We usually look at different stars each week, but this week we make an exception. In last weeks post, we looked at the young star RW Ori which is situated in the sigma-Ori target field of HOYS. We briefly discussed a roughly weekly periodicity of varying, up to 0.5mag amplitude variations, which were overlaid with longer term (~50d), up to one mag variations.

The above images displays last weeks image again, showing the data of the previous observing season. The second image is the new data from this winter. As one can see there are very obvious differences. At the very beginning the roughly weekly variations are still visible. But later on they become more or less undetectable and are overshadowed by the large amplitude longer term variations.

These variations are now of a different timescale and amplitude. The variations during this winter are up to 2.5mag in the B-filter, one magnitude larger than in the last winter. Furthermore, they do not occur with the roughly 50d regularity as seen before. They now occur on shorter time scales and are more irregular.

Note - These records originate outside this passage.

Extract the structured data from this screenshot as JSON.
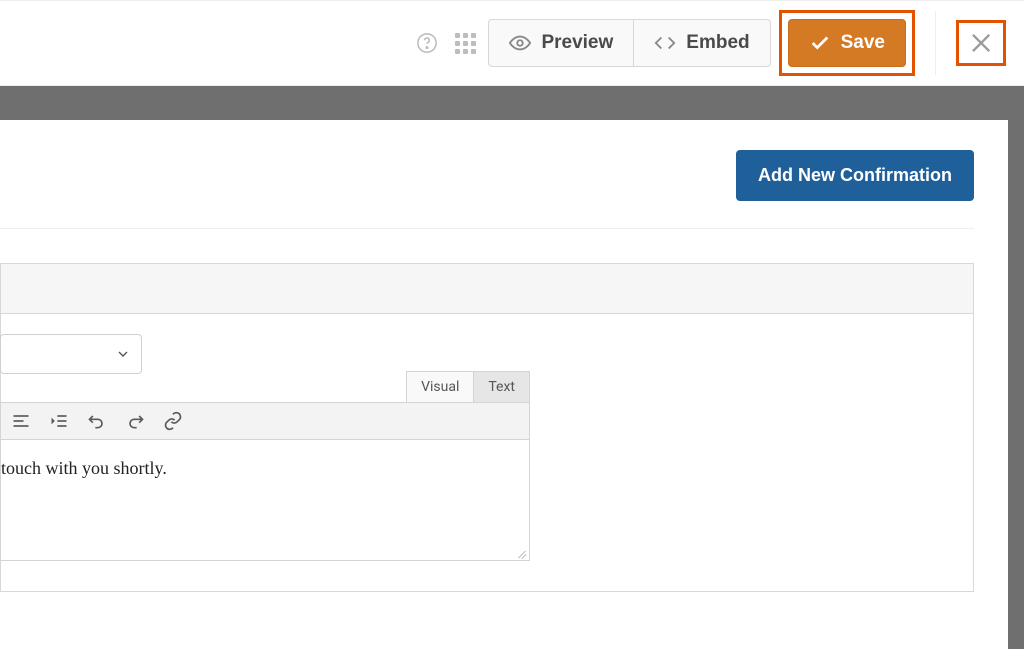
{
  "toolbar": {
    "preview_label": "Preview",
    "embed_label": "Embed",
    "save_label": "Save"
  },
  "main": {
    "add_confirmation_label": "Add New Confirmation"
  },
  "editor": {
    "tabs": {
      "visual": "Visual",
      "text": "Text"
    },
    "body_text": "touch with you shortly."
  }
}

This source is hence one of the interesting sources that change their behaviour over time. It is most likely caused by evolving structures in the inner part of the disk around this object. Hence, this is a good example why our approach of data taking, high cadence (daily) over long (10s of years) time scales, is important to capture the entire range of variability.